Article title

REDD+ engagement types preferred by Japanese private firms: The challenges and opportunities in relation to private sector participation

Author (affiliation)

Makoto Ehara (a), Hiromitsu Samejima (b), Makino Yamanoshita (b), Yoko Asada (c), Yutaro Shogaki (c), Masato Yano (c), Kimihiko Hyakumura (d)

(a) Center for International Partnerships and Research on Climate Change, FFPRI, Tsukuba, Ibaraki, Japan.

(b) Institute for Global Environmental Strategies, Hayama, Kanagawa, Japan.

(c) Mitsubishi UFJ Research and Consulting Co., Ltd., Tokyo Japan.

(d) Kyushu University, Fukuoka, Japan.

Publication Journal

Forest Policy and Economics 106 September 2019 101945 DOI:10.1016/j.forpol.2019.06.002( External link )

Content introduction

REDD+ is a mechanism that provides economic incentives for the reduction of CO2 emissions through reduced deforestation and forest degradation, and for CO2 removals through sustainable forest management in developing countries. As several REDD+ host countries are at their implementation phase, it is necessary to take on private sector finance in addition to public finance. Hence, Japan has been providing support for private participation in REDD+, primarily targeting firms that aim to acquire profit through REDD+ credit development and transactions.

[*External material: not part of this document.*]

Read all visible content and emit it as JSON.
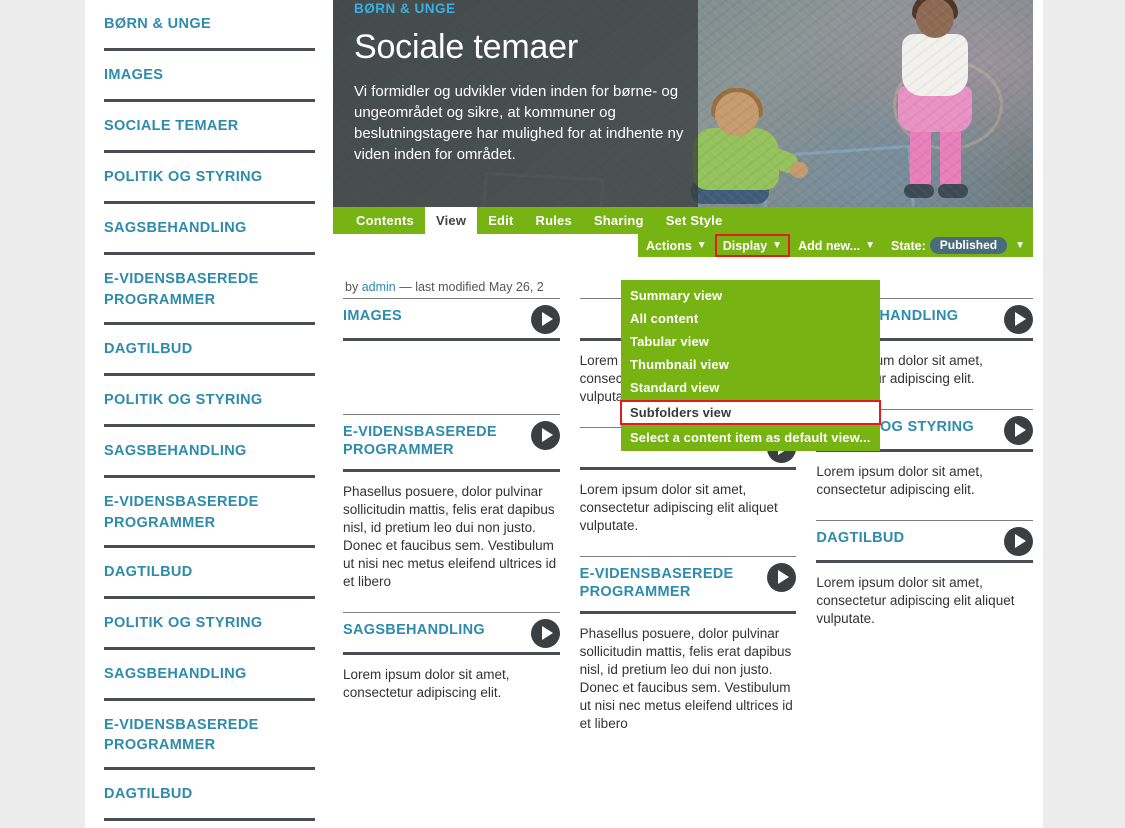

In this study, questionnaire surveys were administered to major firms listed on national stock exchanges regarding their preferred purposes and engagement types for participation in REDD+. We found that a certain number of firms in Japan are interested in REDD+ as a means of enhancing their corporate values and fulfilling their corporate social responsibilities. We also found that the challenges to participation in REDD+ include the unclear prospect of the demand for REDD+ credits and the lack of methods for conveying the importance of forest conservation to clients in a comprehensible manner. To address these challenges, it is important to provide support in matching firms that are interested in forest conservation with local governments and NGOs and to develop a framework that facilitates the implementation of REDD+ related conservation activities by bundling firms that find it difficult to work alone.

Based on these findings, it is expected that policy options for promoting private participation in REDD+ will expand, which will aid forest management policies and measures in confronting climate change in Japan and developing countries.


Table 1: Challenges Japanese firms face when participating in REDD+ and their countermeasures
Table 1: Challenges Japanese firms face 

UNFCCC:the United Nations Framework Convention on Climate Change,
JCM:the Joint Crediting Mechanism,
MRV: measuring, reporting, and verification.